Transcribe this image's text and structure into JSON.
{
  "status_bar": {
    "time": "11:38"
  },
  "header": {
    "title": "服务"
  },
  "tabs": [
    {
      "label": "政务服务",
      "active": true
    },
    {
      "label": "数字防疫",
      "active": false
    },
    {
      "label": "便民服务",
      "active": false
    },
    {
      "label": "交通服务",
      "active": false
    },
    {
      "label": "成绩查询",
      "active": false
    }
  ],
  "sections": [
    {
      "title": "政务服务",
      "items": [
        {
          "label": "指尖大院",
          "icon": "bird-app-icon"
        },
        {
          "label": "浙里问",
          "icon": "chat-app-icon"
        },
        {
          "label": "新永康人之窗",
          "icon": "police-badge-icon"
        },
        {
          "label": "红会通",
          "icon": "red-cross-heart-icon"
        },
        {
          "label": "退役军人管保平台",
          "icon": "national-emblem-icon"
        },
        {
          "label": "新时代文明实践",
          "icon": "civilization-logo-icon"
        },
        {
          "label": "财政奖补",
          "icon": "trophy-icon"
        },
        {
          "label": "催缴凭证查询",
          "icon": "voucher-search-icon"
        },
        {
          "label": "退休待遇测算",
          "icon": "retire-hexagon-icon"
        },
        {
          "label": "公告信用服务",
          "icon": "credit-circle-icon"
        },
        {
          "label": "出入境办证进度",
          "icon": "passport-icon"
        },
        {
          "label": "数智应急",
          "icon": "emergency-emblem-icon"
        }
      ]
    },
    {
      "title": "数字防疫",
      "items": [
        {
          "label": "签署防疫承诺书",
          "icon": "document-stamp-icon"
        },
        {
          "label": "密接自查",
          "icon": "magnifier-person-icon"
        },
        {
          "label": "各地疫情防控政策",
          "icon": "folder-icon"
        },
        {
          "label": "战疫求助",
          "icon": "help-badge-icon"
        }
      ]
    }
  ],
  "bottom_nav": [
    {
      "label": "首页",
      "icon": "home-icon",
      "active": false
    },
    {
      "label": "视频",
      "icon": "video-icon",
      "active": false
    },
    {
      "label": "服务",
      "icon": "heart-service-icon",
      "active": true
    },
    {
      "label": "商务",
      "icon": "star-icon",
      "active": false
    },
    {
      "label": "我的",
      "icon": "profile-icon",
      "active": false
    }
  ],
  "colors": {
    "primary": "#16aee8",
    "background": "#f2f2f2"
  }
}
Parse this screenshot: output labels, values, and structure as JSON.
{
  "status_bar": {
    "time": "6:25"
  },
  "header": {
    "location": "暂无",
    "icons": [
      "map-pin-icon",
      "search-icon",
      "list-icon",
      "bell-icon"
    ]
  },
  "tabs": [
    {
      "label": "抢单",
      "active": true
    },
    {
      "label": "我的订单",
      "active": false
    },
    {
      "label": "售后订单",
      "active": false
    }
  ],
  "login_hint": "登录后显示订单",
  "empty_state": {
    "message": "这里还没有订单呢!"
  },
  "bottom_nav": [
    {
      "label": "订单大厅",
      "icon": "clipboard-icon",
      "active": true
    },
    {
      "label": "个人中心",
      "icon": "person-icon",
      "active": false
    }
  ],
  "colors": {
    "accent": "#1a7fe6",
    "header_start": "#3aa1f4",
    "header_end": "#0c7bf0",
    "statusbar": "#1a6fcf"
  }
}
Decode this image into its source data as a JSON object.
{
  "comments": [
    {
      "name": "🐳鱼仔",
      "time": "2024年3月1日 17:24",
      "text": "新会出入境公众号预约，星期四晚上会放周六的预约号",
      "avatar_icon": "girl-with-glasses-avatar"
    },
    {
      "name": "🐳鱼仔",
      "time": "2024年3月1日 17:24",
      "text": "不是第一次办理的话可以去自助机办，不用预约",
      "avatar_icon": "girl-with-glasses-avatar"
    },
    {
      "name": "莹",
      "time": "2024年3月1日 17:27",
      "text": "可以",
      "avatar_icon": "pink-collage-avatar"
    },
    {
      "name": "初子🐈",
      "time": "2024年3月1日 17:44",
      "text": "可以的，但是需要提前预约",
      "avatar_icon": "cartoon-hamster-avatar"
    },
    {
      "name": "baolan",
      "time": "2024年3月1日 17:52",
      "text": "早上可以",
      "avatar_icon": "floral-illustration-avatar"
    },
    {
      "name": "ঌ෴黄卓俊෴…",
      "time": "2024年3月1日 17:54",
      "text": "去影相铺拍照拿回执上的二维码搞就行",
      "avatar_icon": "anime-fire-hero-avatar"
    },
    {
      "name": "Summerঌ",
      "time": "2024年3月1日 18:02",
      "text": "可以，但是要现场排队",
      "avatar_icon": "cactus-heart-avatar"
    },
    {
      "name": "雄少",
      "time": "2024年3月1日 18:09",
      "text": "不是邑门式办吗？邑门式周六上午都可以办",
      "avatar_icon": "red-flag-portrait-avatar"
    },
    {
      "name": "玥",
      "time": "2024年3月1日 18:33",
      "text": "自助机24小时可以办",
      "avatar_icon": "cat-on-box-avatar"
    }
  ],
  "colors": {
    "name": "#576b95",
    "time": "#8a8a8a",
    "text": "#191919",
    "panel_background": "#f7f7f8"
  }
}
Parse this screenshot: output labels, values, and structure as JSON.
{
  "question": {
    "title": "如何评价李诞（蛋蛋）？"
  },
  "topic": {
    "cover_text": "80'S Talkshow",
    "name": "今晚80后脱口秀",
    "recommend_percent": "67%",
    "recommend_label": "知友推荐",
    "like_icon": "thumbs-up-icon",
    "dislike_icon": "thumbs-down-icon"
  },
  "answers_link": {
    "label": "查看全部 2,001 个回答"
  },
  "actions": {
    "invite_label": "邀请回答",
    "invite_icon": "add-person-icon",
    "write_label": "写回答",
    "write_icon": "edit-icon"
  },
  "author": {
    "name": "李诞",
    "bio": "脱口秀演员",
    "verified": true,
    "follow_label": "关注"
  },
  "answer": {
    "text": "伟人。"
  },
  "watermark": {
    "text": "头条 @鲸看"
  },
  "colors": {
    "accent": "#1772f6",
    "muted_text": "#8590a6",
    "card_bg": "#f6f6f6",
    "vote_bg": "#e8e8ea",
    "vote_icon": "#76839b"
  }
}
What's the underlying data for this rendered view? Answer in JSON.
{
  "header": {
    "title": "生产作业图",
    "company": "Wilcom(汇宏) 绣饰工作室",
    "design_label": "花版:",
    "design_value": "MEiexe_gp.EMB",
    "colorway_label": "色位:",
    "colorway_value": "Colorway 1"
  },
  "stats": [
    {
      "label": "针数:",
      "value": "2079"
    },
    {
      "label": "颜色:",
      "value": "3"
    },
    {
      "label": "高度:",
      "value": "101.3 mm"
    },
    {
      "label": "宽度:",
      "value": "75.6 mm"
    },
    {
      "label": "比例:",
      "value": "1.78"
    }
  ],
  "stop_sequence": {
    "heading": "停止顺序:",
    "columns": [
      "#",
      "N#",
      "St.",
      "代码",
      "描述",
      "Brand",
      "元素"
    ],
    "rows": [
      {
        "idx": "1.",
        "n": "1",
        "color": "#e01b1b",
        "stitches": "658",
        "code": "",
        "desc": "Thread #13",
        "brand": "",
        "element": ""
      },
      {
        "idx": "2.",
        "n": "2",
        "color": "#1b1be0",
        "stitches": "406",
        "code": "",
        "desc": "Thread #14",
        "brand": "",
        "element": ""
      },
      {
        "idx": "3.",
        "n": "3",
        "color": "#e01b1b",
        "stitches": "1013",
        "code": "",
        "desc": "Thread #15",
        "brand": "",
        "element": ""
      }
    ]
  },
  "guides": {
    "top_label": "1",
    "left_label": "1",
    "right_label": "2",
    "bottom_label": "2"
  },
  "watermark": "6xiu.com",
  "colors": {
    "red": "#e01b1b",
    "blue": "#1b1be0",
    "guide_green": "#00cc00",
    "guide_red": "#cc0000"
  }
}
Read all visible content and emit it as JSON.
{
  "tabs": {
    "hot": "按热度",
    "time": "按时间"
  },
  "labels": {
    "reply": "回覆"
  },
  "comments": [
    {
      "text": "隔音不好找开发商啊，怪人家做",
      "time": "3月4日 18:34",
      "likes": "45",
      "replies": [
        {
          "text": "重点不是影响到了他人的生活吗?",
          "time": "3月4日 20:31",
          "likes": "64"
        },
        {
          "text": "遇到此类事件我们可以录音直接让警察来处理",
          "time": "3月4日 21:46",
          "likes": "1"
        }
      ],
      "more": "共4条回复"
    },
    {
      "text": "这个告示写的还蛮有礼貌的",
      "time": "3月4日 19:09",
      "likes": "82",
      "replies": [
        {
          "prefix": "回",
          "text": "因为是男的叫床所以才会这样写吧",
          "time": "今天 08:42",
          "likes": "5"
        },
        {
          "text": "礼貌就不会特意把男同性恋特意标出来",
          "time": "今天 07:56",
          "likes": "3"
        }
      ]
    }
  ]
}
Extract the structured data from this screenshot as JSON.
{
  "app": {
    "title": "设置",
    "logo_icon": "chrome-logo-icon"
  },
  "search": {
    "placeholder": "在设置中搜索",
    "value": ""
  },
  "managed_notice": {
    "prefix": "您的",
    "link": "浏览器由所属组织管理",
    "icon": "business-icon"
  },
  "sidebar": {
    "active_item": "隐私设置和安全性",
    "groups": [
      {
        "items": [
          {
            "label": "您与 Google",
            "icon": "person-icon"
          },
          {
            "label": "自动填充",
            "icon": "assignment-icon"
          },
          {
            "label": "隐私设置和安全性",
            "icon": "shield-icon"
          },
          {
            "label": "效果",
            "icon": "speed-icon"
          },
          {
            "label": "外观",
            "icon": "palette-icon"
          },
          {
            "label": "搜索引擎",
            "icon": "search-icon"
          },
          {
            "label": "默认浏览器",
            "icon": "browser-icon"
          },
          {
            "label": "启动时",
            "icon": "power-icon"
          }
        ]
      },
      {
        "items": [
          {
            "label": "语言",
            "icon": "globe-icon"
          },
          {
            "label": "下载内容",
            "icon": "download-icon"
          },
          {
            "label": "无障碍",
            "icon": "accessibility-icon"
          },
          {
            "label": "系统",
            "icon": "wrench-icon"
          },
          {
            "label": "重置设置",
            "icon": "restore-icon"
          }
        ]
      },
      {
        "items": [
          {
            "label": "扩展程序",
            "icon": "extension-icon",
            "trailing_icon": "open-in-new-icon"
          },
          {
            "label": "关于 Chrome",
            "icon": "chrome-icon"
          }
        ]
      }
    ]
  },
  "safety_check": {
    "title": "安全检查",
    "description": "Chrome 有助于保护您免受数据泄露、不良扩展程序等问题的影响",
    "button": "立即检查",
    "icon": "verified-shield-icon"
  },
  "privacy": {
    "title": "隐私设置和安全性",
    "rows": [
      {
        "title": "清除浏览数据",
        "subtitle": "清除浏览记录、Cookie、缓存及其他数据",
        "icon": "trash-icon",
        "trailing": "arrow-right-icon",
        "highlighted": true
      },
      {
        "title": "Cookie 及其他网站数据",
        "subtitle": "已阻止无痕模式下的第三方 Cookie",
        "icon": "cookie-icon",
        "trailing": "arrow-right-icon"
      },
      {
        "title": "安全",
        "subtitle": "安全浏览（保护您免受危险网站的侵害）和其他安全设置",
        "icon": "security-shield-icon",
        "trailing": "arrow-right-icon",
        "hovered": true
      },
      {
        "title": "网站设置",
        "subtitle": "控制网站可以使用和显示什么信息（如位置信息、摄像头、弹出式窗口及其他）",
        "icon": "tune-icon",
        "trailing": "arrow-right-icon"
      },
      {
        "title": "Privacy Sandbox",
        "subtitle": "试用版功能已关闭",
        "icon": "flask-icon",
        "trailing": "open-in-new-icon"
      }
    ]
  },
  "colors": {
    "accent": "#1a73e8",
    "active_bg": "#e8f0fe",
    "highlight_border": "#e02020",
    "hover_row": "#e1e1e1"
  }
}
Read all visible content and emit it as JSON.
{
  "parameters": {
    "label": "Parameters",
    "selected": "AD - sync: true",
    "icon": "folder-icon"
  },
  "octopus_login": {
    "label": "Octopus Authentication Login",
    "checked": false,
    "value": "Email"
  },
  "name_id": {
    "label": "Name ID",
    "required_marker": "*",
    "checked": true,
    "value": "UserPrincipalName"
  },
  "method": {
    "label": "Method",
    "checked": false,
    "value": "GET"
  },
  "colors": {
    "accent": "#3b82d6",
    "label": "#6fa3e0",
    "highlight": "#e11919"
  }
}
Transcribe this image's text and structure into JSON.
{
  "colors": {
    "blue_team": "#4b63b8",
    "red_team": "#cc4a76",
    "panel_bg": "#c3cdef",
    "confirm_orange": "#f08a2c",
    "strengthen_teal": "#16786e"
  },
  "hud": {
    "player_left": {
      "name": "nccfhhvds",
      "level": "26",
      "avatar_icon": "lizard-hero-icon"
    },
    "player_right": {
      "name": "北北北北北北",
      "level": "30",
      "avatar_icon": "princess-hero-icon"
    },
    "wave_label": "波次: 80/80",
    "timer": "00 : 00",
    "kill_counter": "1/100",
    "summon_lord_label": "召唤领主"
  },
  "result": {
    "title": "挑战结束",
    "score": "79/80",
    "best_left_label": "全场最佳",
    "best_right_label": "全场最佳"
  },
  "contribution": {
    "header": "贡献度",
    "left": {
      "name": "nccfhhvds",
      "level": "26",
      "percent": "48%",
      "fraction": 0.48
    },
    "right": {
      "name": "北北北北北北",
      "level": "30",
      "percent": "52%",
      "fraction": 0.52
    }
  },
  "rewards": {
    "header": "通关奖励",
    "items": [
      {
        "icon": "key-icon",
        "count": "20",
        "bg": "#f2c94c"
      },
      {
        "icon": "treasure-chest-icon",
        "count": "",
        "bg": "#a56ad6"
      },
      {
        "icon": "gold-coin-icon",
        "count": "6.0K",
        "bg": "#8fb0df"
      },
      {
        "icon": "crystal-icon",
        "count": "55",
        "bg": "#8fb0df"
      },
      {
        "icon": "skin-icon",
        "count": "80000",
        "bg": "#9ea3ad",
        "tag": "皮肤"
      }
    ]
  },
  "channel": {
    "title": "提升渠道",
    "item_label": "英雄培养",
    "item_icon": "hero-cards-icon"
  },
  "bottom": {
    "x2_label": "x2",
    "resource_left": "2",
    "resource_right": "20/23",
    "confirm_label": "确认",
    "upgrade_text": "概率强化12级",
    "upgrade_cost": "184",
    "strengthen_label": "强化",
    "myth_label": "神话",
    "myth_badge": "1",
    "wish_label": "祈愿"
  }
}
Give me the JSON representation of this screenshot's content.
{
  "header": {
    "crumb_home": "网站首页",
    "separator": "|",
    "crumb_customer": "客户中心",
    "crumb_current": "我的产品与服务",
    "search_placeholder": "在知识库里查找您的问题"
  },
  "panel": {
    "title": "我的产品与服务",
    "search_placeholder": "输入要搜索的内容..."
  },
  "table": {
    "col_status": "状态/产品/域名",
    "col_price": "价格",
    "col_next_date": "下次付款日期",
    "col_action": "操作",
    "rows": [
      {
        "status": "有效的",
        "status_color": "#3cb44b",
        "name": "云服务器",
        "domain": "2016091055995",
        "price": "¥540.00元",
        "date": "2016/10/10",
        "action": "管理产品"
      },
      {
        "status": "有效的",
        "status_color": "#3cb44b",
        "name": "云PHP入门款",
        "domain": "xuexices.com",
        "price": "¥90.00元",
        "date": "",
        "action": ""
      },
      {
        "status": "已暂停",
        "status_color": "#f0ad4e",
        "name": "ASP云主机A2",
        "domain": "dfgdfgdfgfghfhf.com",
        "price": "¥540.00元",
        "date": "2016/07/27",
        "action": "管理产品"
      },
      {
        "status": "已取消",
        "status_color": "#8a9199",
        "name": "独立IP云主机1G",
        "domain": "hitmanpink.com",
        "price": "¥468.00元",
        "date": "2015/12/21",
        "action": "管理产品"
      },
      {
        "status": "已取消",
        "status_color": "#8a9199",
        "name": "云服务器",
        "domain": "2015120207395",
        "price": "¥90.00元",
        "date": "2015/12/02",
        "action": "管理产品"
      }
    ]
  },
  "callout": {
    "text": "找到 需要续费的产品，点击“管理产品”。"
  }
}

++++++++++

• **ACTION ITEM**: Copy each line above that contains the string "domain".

• **RESULT FOR THIS TASK**:
        "domain": "2016091055995",
        "domain": "xuexices.com",
        "domain": "dfgdfgdfgfghfhf.com",
        "domain": "hitmanpink.com",
        "domain": "2015120207395",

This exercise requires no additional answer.